[YOUR ASSIGNMENT] Please retype the records below exactly as they appear, but leave out the pictures.
◇ ◇ ◇ ◇ ◇
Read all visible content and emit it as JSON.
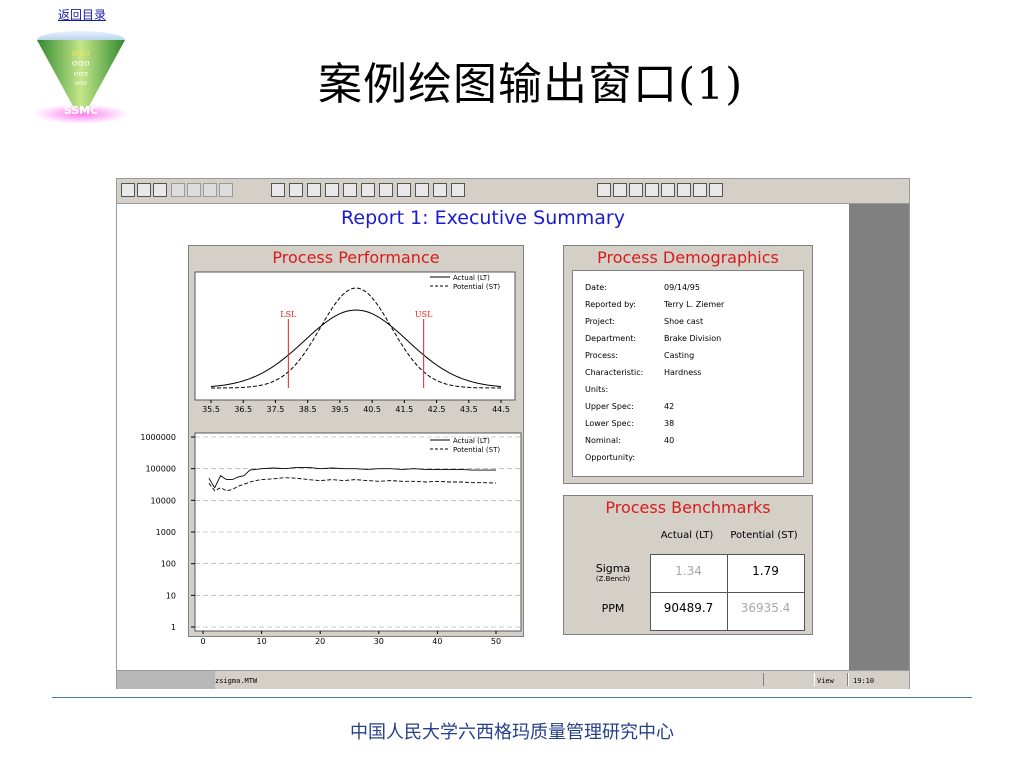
{
  "nav": {
    "back_label": "返回目录"
  },
  "logo": {
    "symbol_rows": [
      "σσσ",
      "σσσ",
      "σσσ",
      "σσσ"
    ],
    "text": "SSMC"
  },
  "slide": {
    "title": "案例绘图输出窗口(1)"
  },
  "footer": {
    "text": "中国人民大学六西格玛质量管理研究中心"
  },
  "window": {
    "status": {
      "file": "zsigma.MTW",
      "mode": "View",
      "clock": "19:10"
    },
    "toolbar_icons": [
      "open-icon",
      "save-icon",
      "print-icon",
      "cut-icon",
      "copy-icon",
      "paste-icon",
      "undo-icon",
      "session-window-icon",
      "data-window-icon",
      "info-icon",
      "history-icon",
      "graph-icon",
      "brush-icon",
      "edit-graph-icon",
      "pen-icon",
      "cancel-icon",
      "help-icon",
      "project-manager-icon",
      "graph-folder-icon",
      "show-graphs-icon",
      "tile-icon",
      "info2-icon",
      "report-pad-icon",
      "related-docs-icon",
      "new-graph-icon",
      "layout-icon"
    ]
  },
  "report": {
    "title": "Report 1: Executive Summary",
    "performance": {
      "title": "Process Performance"
    },
    "demographics": {
      "title": "Process Demographics",
      "rows": [
        {
          "label": "Date:",
          "value": "09/14/95"
        },
        {
          "label": "Reported by:",
          "value": "Terry L. Ziemer"
        },
        {
          "label": "Project:",
          "value": "Shoe cast"
        },
        {
          "label": "Department:",
          "value": "Brake Division"
        },
        {
          "label": "Process:",
          "value": "Casting"
        },
        {
          "label": "Characteristic:",
          "value": "Hardness"
        },
        {
          "label": "Units:",
          "value": ""
        },
        {
          "label": "Upper Spec:",
          "value": "42"
        },
        {
          "label": "Lower Spec:",
          "value": "38"
        },
        {
          "label": "Nominal:",
          "value": "40"
        },
        {
          "label": "Opportunity:",
          "value": ""
        }
      ]
    },
    "benchmarks": {
      "title": "Process Benchmarks",
      "col_actual": "Actual (LT)",
      "col_potential": "Potential (ST)",
      "sigma_label": "Sigma",
      "sigma_sub": "(Z.Bench)",
      "ppm_label": "PPM",
      "sigma_actual": "1.34",
      "sigma_potential": "1.79",
      "ppm_actual": "90489.7",
      "ppm_potential": "36935.4"
    }
  },
  "chart_data": [
    {
      "type": "line",
      "xlim": [
        35.5,
        44.5
      ],
      "x_ticks": [
        "35.5",
        "36.5",
        "37.5",
        "38.5",
        "39.5",
        "40.5",
        "41.5",
        "42.5",
        "43.5",
        "44.5"
      ],
      "series": [
        {
          "name": "Actual (LT)",
          "style": "solid",
          "mean": 40,
          "sd": 1.6,
          "peak": 0.78
        },
        {
          "name": "Potential (ST)",
          "style": "dashed",
          "mean": 40,
          "sd": 1.1,
          "peak": 1.0
        }
      ],
      "spec_lines": [
        {
          "label": "LSL",
          "x": 37.9,
          "color": "#e02020"
        },
        {
          "label": "USL",
          "x": 42.1,
          "color": "#e02020"
        }
      ],
      "legend": "top-right"
    },
    {
      "type": "line",
      "y_scale": "log",
      "ylim": [
        1,
        1000000
      ],
      "y_ticks": [
        "1000000",
        "100000",
        "10000",
        "1000",
        "100",
        "10",
        "1"
      ],
      "xlim": [
        0,
        50
      ],
      "x_ticks": [
        "0",
        "10",
        "20",
        "30",
        "40",
        "50"
      ],
      "grid": true,
      "series": [
        {
          "name": "Actual (LT)",
          "style": "solid",
          "x": [
            1,
            2,
            3,
            4,
            5,
            6,
            7,
            8,
            9,
            10,
            12,
            14,
            16,
            18,
            20,
            22,
            24,
            26,
            28,
            30,
            32,
            34,
            36,
            38,
            40,
            42,
            44,
            46,
            48,
            50
          ],
          "values": [
            50000,
            25000,
            60000,
            45000,
            45000,
            55000,
            60000,
            90000,
            95000,
            100000,
            105000,
            100000,
            110000,
            110000,
            100000,
            105000,
            100000,
            100000,
            95000,
            100000,
            100000,
            95000,
            100000,
            95000,
            95000,
            95000,
            95000,
            90000,
            90000,
            90000
          ]
        },
        {
          "name": "Potential (ST)",
          "style": "dashed",
          "x": [
            1,
            2,
            3,
            4,
            5,
            6,
            7,
            8,
            9,
            10,
            12,
            14,
            16,
            18,
            20,
            22,
            24,
            26,
            28,
            30,
            32,
            34,
            36,
            38,
            40,
            42,
            44,
            46,
            48,
            50
          ],
          "values": [
            35000,
            20000,
            25000,
            20000,
            22000,
            28000,
            32000,
            38000,
            42000,
            45000,
            48000,
            52000,
            50000,
            45000,
            42000,
            45000,
            42000,
            45000,
            42000,
            40000,
            42000,
            40000,
            40000,
            38000,
            40000,
            38000,
            38000,
            36000,
            36000,
            35000
          ]
        }
      ],
      "legend": "top-right"
    }
  ]
}
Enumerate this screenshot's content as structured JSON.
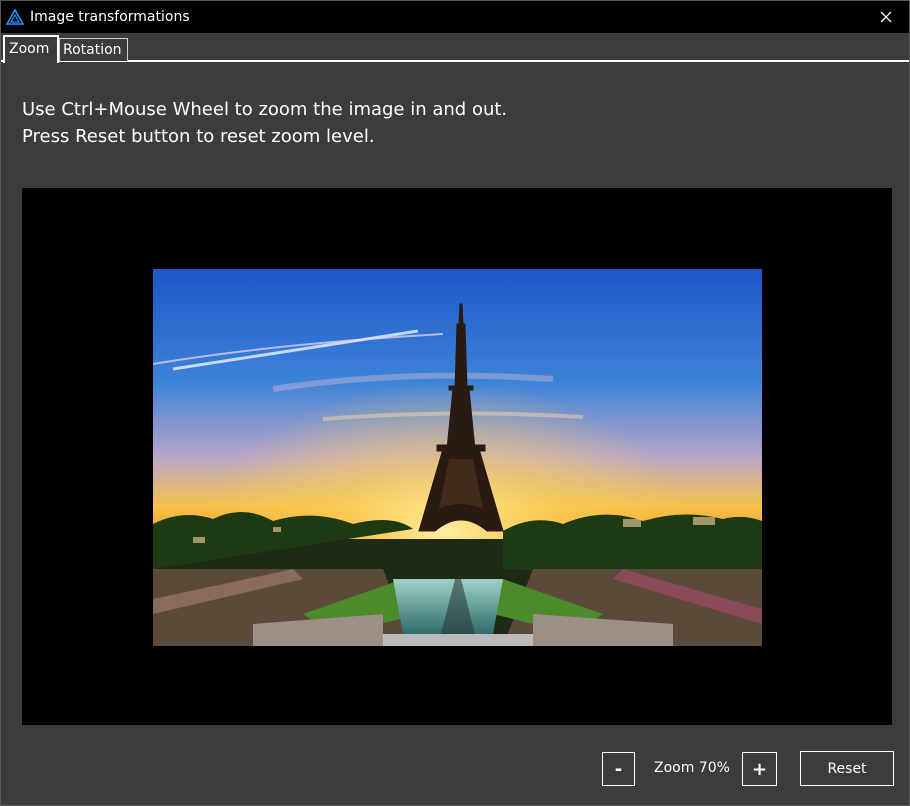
{
  "window": {
    "title": "Image transformations",
    "accent_color": "#1e90ff"
  },
  "tabs": [
    {
      "label": "Zoom",
      "selected": true
    },
    {
      "label": "Rotation",
      "selected": false
    }
  ],
  "instructions": {
    "line1": "Use Ctrl+Mouse Wheel to zoom the image in and out.",
    "line2": "Press Reset button to reset zoom level."
  },
  "controls": {
    "zoom_out_label": "-",
    "zoom_label": "Zoom 70%",
    "zoom_in_label": "+",
    "reset_label": "Reset"
  },
  "icons": {
    "app": "app-logo-triangle-icon",
    "close": "close-icon"
  }
}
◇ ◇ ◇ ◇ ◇
[EXPECTED ANSWER]
Read all visible content and emit it as JSON.
{
  "nav": {
    "back_label": "返回目录"
  },
  "logo": {
    "symbol_rows": [
      "σσσ",
      "σσσ",
      "σσσ",
      "σσσ"
    ],
    "text": "SSMC"
  },
  "slide": {
    "title": "案例绘图输出窗口(1)"
  },
  "footer": {
    "text": "中国人民大学六西格玛质量管理研究中心"
  },
  "window": {
    "status": {
      "file": "zsigma.MTW",
      "mode": "View",
      "clock": "19:10"
    },
    "toolbar_icons": [
      "open-icon",
      "save-icon",
      "print-icon",
      "cut-icon",
      "copy-icon",
      "paste-icon",
      "undo-icon",
      "session-window-icon",
      "data-window-icon",
      "info-icon",
      "history-icon",
      "graph-icon",
      "brush-icon",
      "edit-graph-icon",
      "pen-icon",
      "cancel-icon",
      "help-icon",
      "project-manager-icon",
      "graph-folder-icon",
      "show-graphs-icon",
      "tile-icon",
      "info2-icon",
      "report-pad-icon",
      "related-docs-icon",
      "new-graph-icon",
      "layout-icon"
    ]
  },
  "report": {
    "title": "Report 1: Executive Summary",
    "performance": {
      "title": "Process Performance"
    },
    "demographics": {
      "title": "Process Demographics",
      "rows": [
        {
          "label": "Date:",
          "value": "09/14/95"
        },
        {
          "label": "Reported by:",
          "value": "Terry L. Ziemer"
        },
        {
          "label": "Project:",
          "value": "Shoe cast"
        },
        {
          "label": "Department:",
          "value": "Brake Division"
        },
        {
          "label": "Process:",
          "value": "Casting"
        },
        {
          "label": "Characteristic:",
          "value": "Hardness"
        },
        {
          "label": "Units:",
          "value": ""
        },
        {
          "label": "Upper Spec:",
          "value": "42"
        },
        {
          "label": "Lower Spec:",
          "value": "38"
        },
        {
          "label": "Nominal:",
          "value": "40"
        },
        {
          "label": "Opportunity:",
          "value": ""
        }
      ]
    },
    "benchmarks": {
      "title": "Process Benchmarks",
      "col_actual": "Actual (LT)",
      "col_potential": "Potential (ST)",
      "sigma_label": "Sigma",
      "sigma_sub": "(Z.Bench)",
      "ppm_label": "PPM",
      "sigma_actual": "1.34",
      "sigma_potential": "1.79",
      "ppm_actual": "90489.7",
      "ppm_potential": "36935.4"
    }
  },
  "chart_data": [
    {
      "type": "line",
      "xlim": [
        35.5,
        44.5
      ],
      "x_ticks": [
        "35.5",
        "36.5",
        "37.5",
        "38.5",
        "39.5",
        "40.5",
        "41.5",
        "42.5",
        "43.5",
        "44.5"
      ],
      "series": [
        {
          "name": "Actual (LT)",
          "style": "solid",
          "mean": 40,
          "sd": 1.6,
          "peak": 0.78
        },
        {
          "name": "Potential (ST)",
          "style": "dashed",
          "mean": 40,
          "sd": 1.1,
          "peak": 1.0
        }
      ],
      "spec_lines": [
        {
          "label": "LSL",
          "x": 37.9,
          "color": "#e02020"
        },
        {
          "label": "USL",
          "x": 42.1,
          "color": "#e02020"
        }
      ],
      "legend": "top-right"
    },
    {
      "type": "line",
      "y_scale": "log",
      "ylim": [
        1,
        1000000
      ],
      "y_ticks": [
        "1000000",
        "100000",
        "10000",
        "1000",
        "100",
        "10",
        "1"
      ],
      "xlim": [
        0,
        50
      ],
      "x_ticks": [
        "0",
        "10",
        "20",
        "30",
        "40",
        "50"
      ],
      "grid": true,
      "series": [
        {
          "name": "Actual (LT)",
          "style": "solid",
          "x": [
            1,
            2,
            3,
            4,
            5,
            6,
            7,
            8,
            9,
            10,
            12,
            14,
            16,
            18,
            20,
            22,
            24,
            26,
            28,
            30,
            32,
            34,
            36,
            38,
            40,
            42,
            44,
            46,
            48,
            50
          ],
          "values": [
            50000,
            25000,
            60000,
            45000,
            45000,
            55000,
            60000,
            90000,
            95000,
            100000,
            105000,
            100000,
            110000,
            110000,
            100000,
            105000,
            100000,
            100000,
            95000,
            100000,
            100000,
            95000,
            100000,
            95000,
            95000,
            95000,
            95000,
            90000,
            90000,
            90000
          ]
        },
        {
          "name": "Potential (ST)",
          "style": "dashed",
          "x": [
            1,
            2,
            3,
            4,
            5,
            6,
            7,
            8,
            9,
            10,
            12,
            14,
            16,
            18,
            20,
            22,
            24,
            26,
            28,
            30,
            32,
            34,
            36,
            38,
            40,
            42,
            44,
            46,
            48,
            50
          ],
          "values": [
            35000,
            20000,
            25000,
            20000,
            22000,
            28000,
            32000,
            38000,
            42000,
            45000,
            48000,
            52000,
            50000,
            45000,
            42000,
            45000,
            42000,
            45000,
            42000,
            40000,
            42000,
            40000,
            40000,
            38000,
            40000,
            38000,
            38000,
            36000,
            36000,
            35000
          ]
        }
      ],
      "legend": "top-right"
    }
  ]
}
Enumerate this screenshot's content as structured JSON.
{
  "window": {
    "title": "Image transformations",
    "accent_color": "#1e90ff"
  },
  "tabs": [
    {
      "label": "Zoom",
      "selected": true
    },
    {
      "label": "Rotation",
      "selected": false
    }
  ],
  "instructions": {
    "line1": "Use Ctrl+Mouse Wheel to zoom the image in and out.",
    "line2": "Press Reset button to reset zoom level."
  },
  "controls": {
    "zoom_out_label": "-",
    "zoom_label": "Zoom 70%",
    "zoom_in_label": "+",
    "reset_label": "Reset"
  },
  "icons": {
    "app": "app-logo-triangle-icon",
    "close": "close-icon"
  }
}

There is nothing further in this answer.